• _The input_
__________

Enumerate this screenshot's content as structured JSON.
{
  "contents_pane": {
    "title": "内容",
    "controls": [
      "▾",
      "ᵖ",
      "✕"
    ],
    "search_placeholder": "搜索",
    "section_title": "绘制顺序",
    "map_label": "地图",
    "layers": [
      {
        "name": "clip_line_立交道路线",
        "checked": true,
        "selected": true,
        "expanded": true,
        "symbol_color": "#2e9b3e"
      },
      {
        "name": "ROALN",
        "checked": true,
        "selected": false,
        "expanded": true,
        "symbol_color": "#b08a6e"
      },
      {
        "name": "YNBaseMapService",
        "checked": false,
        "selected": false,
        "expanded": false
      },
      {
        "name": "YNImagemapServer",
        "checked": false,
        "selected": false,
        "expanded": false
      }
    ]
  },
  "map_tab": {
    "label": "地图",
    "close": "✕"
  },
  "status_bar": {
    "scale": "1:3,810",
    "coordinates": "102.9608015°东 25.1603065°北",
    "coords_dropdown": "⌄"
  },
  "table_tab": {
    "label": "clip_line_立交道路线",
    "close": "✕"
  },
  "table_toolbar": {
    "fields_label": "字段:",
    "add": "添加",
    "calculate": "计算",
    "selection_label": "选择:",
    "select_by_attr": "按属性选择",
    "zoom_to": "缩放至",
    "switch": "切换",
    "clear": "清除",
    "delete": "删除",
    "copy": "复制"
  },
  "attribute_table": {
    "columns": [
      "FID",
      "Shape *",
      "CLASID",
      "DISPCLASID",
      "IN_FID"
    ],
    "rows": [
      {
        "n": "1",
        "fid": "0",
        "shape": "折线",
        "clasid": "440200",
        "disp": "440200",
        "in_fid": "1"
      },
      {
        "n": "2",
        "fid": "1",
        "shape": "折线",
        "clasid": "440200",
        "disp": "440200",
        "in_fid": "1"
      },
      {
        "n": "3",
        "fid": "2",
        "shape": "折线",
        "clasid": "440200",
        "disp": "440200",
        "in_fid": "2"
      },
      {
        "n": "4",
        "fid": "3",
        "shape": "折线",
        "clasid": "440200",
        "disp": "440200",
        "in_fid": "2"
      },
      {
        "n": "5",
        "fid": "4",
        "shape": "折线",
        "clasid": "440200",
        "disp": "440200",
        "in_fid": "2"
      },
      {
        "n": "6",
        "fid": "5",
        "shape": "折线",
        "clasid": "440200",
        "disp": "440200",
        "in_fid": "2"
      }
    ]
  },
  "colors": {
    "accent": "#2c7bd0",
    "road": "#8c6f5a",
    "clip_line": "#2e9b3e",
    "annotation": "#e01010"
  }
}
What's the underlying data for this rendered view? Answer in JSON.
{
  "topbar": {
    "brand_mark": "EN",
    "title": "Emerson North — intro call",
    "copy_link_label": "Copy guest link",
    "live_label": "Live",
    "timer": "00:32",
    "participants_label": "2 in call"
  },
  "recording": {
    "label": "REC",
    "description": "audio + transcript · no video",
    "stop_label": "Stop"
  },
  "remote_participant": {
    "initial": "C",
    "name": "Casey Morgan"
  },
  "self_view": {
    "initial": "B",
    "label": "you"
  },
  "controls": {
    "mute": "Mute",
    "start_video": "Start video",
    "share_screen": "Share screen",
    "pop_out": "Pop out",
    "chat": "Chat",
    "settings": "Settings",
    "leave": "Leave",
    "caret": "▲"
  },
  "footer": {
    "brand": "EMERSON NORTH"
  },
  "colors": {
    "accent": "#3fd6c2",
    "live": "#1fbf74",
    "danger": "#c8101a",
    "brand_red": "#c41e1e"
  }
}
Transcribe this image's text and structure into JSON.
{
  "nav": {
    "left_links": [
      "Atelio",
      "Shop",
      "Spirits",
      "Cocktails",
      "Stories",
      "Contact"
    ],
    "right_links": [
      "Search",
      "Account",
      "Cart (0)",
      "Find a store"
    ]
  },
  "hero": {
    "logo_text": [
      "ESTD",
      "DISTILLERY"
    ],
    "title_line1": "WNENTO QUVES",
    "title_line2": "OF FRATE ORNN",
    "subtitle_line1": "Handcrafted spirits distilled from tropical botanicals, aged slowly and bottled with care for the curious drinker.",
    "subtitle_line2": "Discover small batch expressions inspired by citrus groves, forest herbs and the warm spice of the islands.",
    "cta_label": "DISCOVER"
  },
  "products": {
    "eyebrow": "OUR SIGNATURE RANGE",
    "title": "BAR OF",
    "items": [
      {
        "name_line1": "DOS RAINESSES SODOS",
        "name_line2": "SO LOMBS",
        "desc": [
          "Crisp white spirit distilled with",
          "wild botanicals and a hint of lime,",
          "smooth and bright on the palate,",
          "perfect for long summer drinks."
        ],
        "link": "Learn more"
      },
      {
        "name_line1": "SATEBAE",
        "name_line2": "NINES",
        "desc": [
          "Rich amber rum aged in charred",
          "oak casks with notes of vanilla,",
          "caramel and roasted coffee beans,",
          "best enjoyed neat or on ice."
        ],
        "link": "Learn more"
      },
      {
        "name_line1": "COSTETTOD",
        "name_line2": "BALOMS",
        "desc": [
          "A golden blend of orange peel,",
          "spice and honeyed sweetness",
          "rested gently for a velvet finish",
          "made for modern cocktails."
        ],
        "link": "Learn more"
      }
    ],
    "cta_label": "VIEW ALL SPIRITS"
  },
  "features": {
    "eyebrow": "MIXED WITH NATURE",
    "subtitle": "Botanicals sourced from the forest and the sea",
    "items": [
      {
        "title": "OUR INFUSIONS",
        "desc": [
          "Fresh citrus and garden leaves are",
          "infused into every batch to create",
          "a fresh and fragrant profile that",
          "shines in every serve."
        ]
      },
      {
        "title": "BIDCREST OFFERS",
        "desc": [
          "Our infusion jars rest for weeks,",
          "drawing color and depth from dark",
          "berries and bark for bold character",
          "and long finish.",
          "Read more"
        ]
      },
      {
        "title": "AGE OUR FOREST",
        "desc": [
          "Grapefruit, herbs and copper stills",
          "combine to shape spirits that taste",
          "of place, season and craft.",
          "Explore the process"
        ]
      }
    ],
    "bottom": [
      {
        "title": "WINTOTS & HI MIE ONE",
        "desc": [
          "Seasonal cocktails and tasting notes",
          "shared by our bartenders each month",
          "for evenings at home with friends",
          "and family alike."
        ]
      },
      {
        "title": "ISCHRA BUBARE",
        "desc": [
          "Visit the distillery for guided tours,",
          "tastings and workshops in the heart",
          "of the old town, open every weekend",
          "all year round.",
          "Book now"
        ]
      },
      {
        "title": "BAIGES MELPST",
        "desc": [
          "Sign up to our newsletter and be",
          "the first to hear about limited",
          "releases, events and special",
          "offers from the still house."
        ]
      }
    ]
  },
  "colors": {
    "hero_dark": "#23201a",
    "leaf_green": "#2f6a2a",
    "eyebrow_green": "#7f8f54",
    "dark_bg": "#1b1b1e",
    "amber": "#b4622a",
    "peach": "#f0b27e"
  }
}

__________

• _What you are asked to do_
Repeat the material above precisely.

• _Answer section_
Enumerate this screenshot's content as structured JSON.
{
  "contents_pane": {
    "title": "内容",
    "controls": [
      "▾",
      "ᵖ",
      "✕"
    ],
    "search_placeholder": "搜索",
    "section_title": "绘制顺序",
    "map_label": "地图",
    "layers": [
      {
        "name": "clip_line_立交道路线",
        "checked": true,
        "selected": true,
        "expanded": true,
        "symbol_color": "#2e9b3e"
      },
      {
        "name": "ROALN",
        "checked": true,
        "selected": false,
        "expanded": true,
        "symbol_color": "#b08a6e"
      },
      {
        "name": "YNBaseMapService",
        "checked": false,
        "selected": false,
        "expanded": false
      },
      {
        "name": "YNImagemapServer",
        "checked": false,
        "selected": false,
        "expanded": false
      }
    ]
  },
  "map_tab": {
    "label": "地图",
    "close": "✕"
  },
  "status_bar": {
    "scale": "1:3,810",
    "coordinates": "102.9608015°东 25.1603065°北",
    "coords_dropdown": "⌄"
  },
  "table_tab": {
    "label": "clip_line_立交道路线",
    "close": "✕"
  },
  "table_toolbar": {
    "fields_label": "字段:",
    "add": "添加",
    "calculate": "计算",
    "selection_label": "选择:",
    "select_by_attr": "按属性选择",
    "zoom_to": "缩放至",
    "switch": "切换",
    "clear": "清除",
    "delete": "删除",
    "copy": "复制"
  },
  "attribute_table": {
    "columns": [
      "FID",
      "Shape *",
      "CLASID",
      "DISPCLASID",
      "IN_FID"
    ],
    "rows": [
      {
        "n": "1",
        "fid": "0",
        "shape": "折线",
        "clasid": "440200",
        "disp": "440200",
        "in_fid": "1"
      },
      {
        "n": "2",
        "fid": "1",
        "shape": "折线",
        "clasid": "440200",
        "disp": "440200",
        "in_fid": "1"
      },
      {
        "n": "3",
        "fid": "2",
        "shape": "折线",
        "clasid": "440200",
        "disp": "440200",
        "in_fid": "2"
      },
      {
        "n": "4",
        "fid": "3",
        "shape": "折线",
        "clasid": "440200",
        "disp": "440200",
        "in_fid": "2"
      },
      {
        "n": "5",
        "fid": "4",
        "shape": "折线",
        "clasid": "440200",
        "disp": "440200",
        "in_fid": "2"
      },
      {
        "n": "6",
        "fid": "5",
        "shape": "折线",
        "clasid": "440200",
        "disp": "440200",
        "in_fid": "2"
      }
    ]
  },
  "colors": {
    "accent": "#2c7bd0",
    "road": "#8c6f5a",
    "clip_line": "#2e9b3e",
    "annotation": "#e01010"
  }
}
What's the underlying data for this rendered view? Answer in JSON.
{
  "topbar": {
    "brand_mark": "EN",
    "title": "Emerson North — intro call",
    "copy_link_label": "Copy guest link",
    "live_label": "Live",
    "timer": "00:32",
    "participants_label": "2 in call"
  },
  "recording": {
    "label": "REC",
    "description": "audio + transcript · no video",
    "stop_label": "Stop"
  },
  "remote_participant": {
    "initial": "C",
    "name": "Casey Morgan"
  },
  "self_view": {
    "initial": "B",
    "label": "you"
  },
  "controls": {
    "mute": "Mute",
    "start_video": "Start video",
    "share_screen": "Share screen",
    "pop_out": "Pop out",
    "chat": "Chat",
    "settings": "Settings",
    "leave": "Leave",
    "caret": "▲"
  },
  "footer": {
    "brand": "EMERSON NORTH"
  },
  "colors": {
    "accent": "#3fd6c2",
    "live": "#1fbf74",
    "danger": "#c8101a",
    "brand_red": "#c41e1e"
  }
}
Transcribe this image's text and structure into JSON.
{
  "nav": {
    "left_links": [
      "Atelio",
      "Shop",
      "Spirits",
      "Cocktails",
      "Stories",
      "Contact"
    ],
    "right_links": [
      "Search",
      "Account",
      "Cart (0)",
      "Find a store"
    ]
  },
  "hero": {
    "logo_text": [
      "ESTD",
      "DISTILLERY"
    ],
    "title_line1": "WNENTO QUVES",
    "title_line2": "OF FRATE ORNN",
    "subtitle_line1": "Handcrafted spirits distilled from tropical botanicals, aged slowly and bottled with care for the curious drinker.",
    "subtitle_line2": "Discover small batch expressions inspired by citrus groves, forest herbs and the warm spice of the islands.",
    "cta_label": "DISCOVER"
  },
  "products": {
    "eyebrow": "OUR SIGNATURE RANGE",
    "title": "BAR OF",
    "items": [
      {
        "name_line1": "DOS RAINESSES SODOS",
        "name_line2": "SO LOMBS",
        "desc": [
          "Crisp white spirit distilled with",
          "wild botanicals and a hint of lime,",
          "smooth and bright on the palate,",
          "perfect for long summer drinks."
        ],
        "link": "Learn more"
      },
      {
        "name_line1": "SATEBAE",
        "name_line2": "NINES",
        "desc": [
          "Rich amber rum aged in charred",
          "oak casks with notes of vanilla,",
          "caramel and roasted coffee beans,",
          "best enjoyed neat or on ice."
        ],
        "link": "Learn more"
      },
      {
        "name_line1": "COSTETTOD",
        "name_line2": "BALOMS",
        "desc": [
          "A golden blend of orange peel,",
          "spice and honeyed sweetness",
          "rested gently for a velvet finish",
          "made for modern cocktails."
        ],
        "link": "Learn more"
      }
    ],
    "cta_label": "VIEW ALL SPIRITS"
  },
  "features": {
    "eyebrow": "MIXED WITH NATURE",
    "subtitle": "Botanicals sourced from the forest and the sea",
    "items": [
      {
        "title": "OUR INFUSIONS",
        "desc": [
          "Fresh citrus and garden leaves are",
          "infused into every batch to create",
          "a fresh and fragrant profile that",
          "shines in every serve."
        ]
      },
      {
        "title": "BIDCREST OFFERS",
        "desc": [
          "Our infusion jars rest for weeks,",
          "drawing color and depth from dark",
          "berries and bark for bold character",
          "and long finish.",
          "Read more"
        ]
      },
      {
        "title": "AGE OUR FOREST",
        "desc": [
          "Grapefruit, herbs and copper stills",
          "combine to shape spirits that taste",
          "of place, season and craft.",
          "Explore the process"
        ]
      }
    ],
    "bottom": [
      {
        "title": "WINTOTS & HI MIE ONE",
        "desc": [
          "Seasonal cocktails and tasting notes",
          "shared by our bartenders each month",
          "for evenings at home with friends",
          "and family alike."
        ]
      },
      {
        "title": "ISCHRA BUBARE",
        "desc": [
          "Visit the distillery for guided tours,",
          "tastings and workshops in the heart",
          "of the old town, open every weekend",
          "all year round.",
          "Book now"
        ]
      },
      {
        "title": "BAIGES MELPST",
        "desc": [
          "Sign up to our newsletter and be",
          "the first to hear about limited",
          "releases, events and special",
          "offers from the still house."
        ]
      }
    ]
  },
  "colors": {
    "hero_dark": "#23201a",
    "leaf_green": "#2f6a2a",
    "eyebrow_green": "#7f8f54",
    "dark_bg": "#1b1b1e",
    "amber": "#b4622a",
    "peach": "#f0b27e"
  }
}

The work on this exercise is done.